Thank you for visiting. Please feel free to leave a comment, they are always appreciated. May your own travels be both interesting and enjoyable.

Kerry

Wednesday, March 18, 2009

Natural Glimpses of Wisconsin






My usual posting has shown you places that I have traveled to, some places far from where I now live. One of the reasons that I have settled here is that there are aspects of natural beauty just a short bicycle ride from my home. These are the images that I would like to share with you this time. As you see, the images that were chosen are those of Spring and Summer. The western shore of Lake Michigan takes a completely different aspect during the colder months but I, for one, am ready for days of warmth, greenery, and sunlight. It is the aspects of greenery that are now shared with you. Perhaps during the heat of July or August, when the sun is beating down and Wisconsinites are sweltering, I'll share some scenes of ice and snow.

In another week it's off to the American Southwest to New Mexico. Hopefully the desert will be in bloom. In any case, my camera will be in hand and I'll try to capture some of the flavor of the area. I'm even going to try to work on my inhibitions in regards to taking images of people. We'll see how that goes, if I can find a way to be unobtrusive. A lot depends on the regional culture, something I will have to get a feel for. In any event,will try to post a couple of times during the month's travel. Please do stop by if you can.

Thank you for visiting. Please feel free to leave a comment if you are so inclined, I enjoy reading what you have to say. As always, enjoy your own travels. Dare to venture beyond your present horizon and experience what is there.

Kerry

Tuesday, March 10, 2009

Paris in the Sun






Outside my window is a cold, wet, gray late winter day. In my mind, however, is Paris in the sun. These images of Paris give me purpose and energy that today's weather can not take away. Most of these photos were taken as I wandered randomly along the streets (I do a lot of random wandering-I like surprises). The photo of Notre Dame Cathedral was taken from the deck of a Batobus, a water bus that travels through parts of the city along the Seine. If, like me, you are experiencing the end of winter and the hope of spring, I hope that these photos give you some relief from it all and some encouragement as well. Spring will happen, and soon.

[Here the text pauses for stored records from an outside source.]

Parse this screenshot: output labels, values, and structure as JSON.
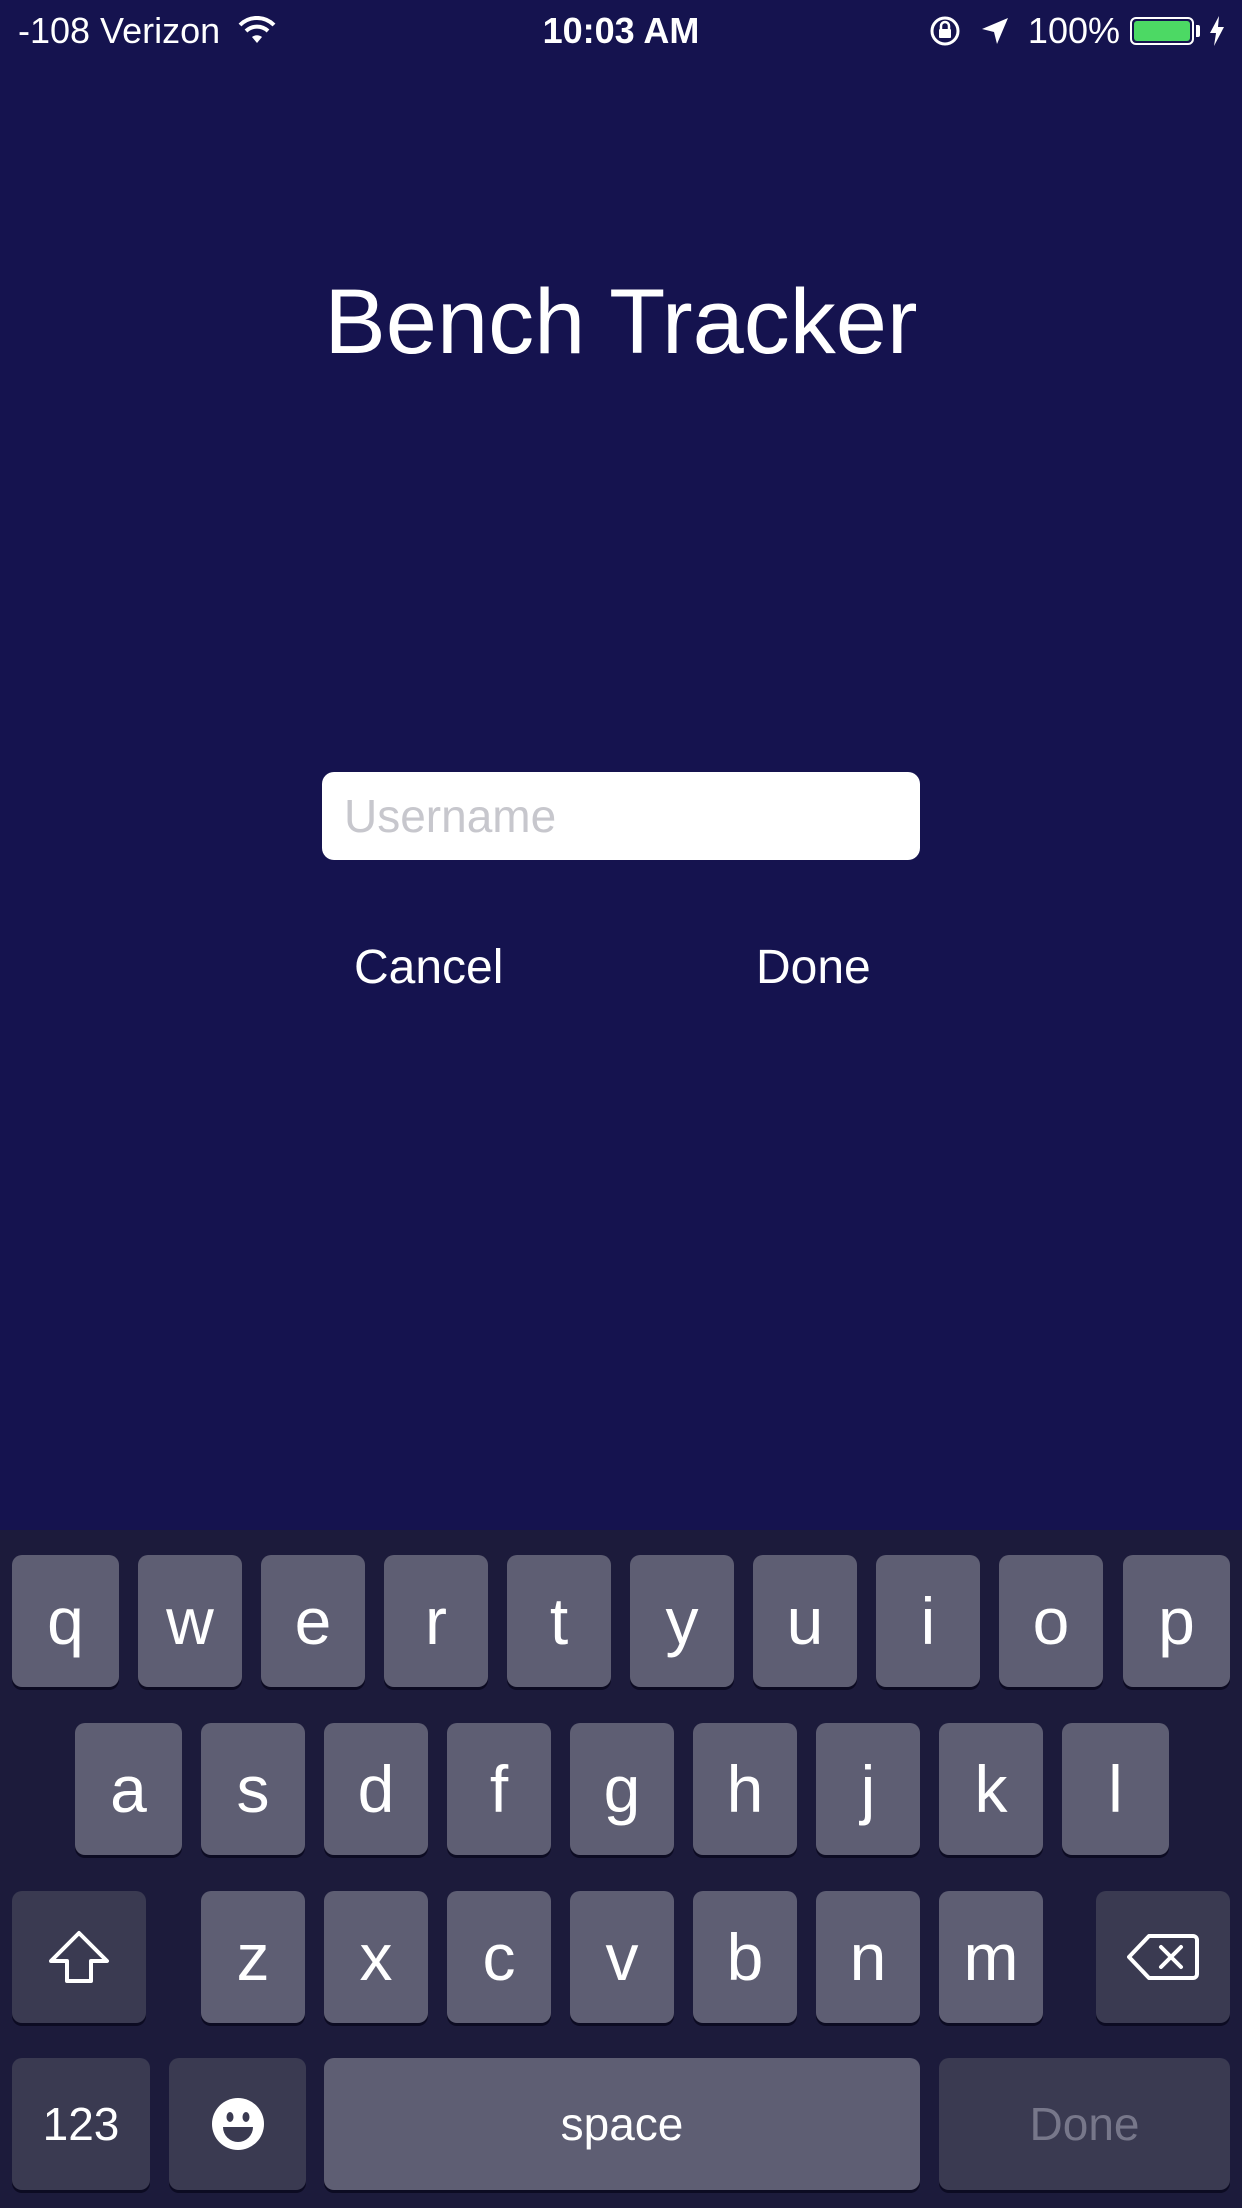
{
  "status_bar": {
    "carrier": "-108 Verizon",
    "time": "10:03 AM",
    "battery": "100%"
  },
  "app": {
    "title": "Bench Tracker",
    "username_placeholder": "Username",
    "username_value": "",
    "cancel_label": "Cancel",
    "done_label": "Done"
  },
  "keyboard": {
    "row1": [
      "q",
      "w",
      "e",
      "r",
      "t",
      "y",
      "u",
      "i",
      "o",
      "p"
    ],
    "row2": [
      "a",
      "s",
      "d",
      "f",
      "g",
      "h",
      "j",
      "k",
      "l"
    ],
    "row3": [
      "z",
      "x",
      "c",
      "v",
      "b",
      "n",
      "m"
    ],
    "numbers_label": "123",
    "space_label": "space",
    "return_label": "Done"
  },
  "colors": {
    "background": "#15134f",
    "keyboard_bg": "#1c1b3b",
    "key": "#5e5e73",
    "key_dark": "#3a3a51",
    "battery": "#4cd964"
  }
}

Thank you for visiting. Please feel free to leave a comment if you are so inclined, I enjoy reading what you have to say. As always, enjoy your own travels. Dare to venture beyond your present horizon and experience what is there.

Kerry

Monday, March 2, 2009

Within Walls







The concept of a walled city is "foreign" to me in the true sense of the word. A world where everyone knows everyone else and walls, gates, and guards screen out those who wish to enter the community. In another time and place, walled communities were a necessity due to both lawlessness and ethnocentric rivalries. Today, there are no guards and strangers freely enter this ancient Tuscan city. In other parts of the world, it is the wealthy who are creating gated cities to keep "strangers" out, unless the "stranger" has a work pass to temporarily enter as a gardener, cook, or housekeeper. A different set of circumstances all together than the nature of the traditional walled community, perhaps.

I hope that you enjoy your visual trip through the city. I tried to capture the sense of the gates and the winding narrow streets that open up into spacious squares. Unlike most of my posts, I was able to capture some of the people in their everyday activities. The weekly market in the square, the woman collecting water from the communal fountain, and the street guitarist were the scenes that stood out when I was sorting through my collection.

Thank you for visiting. Please feel free to leave a comment if you are so inclined, I enjoy reading what you have to say. As always, enjoy your own travels. Dare to venture beyond your present horizon and experience what is there.

Kerry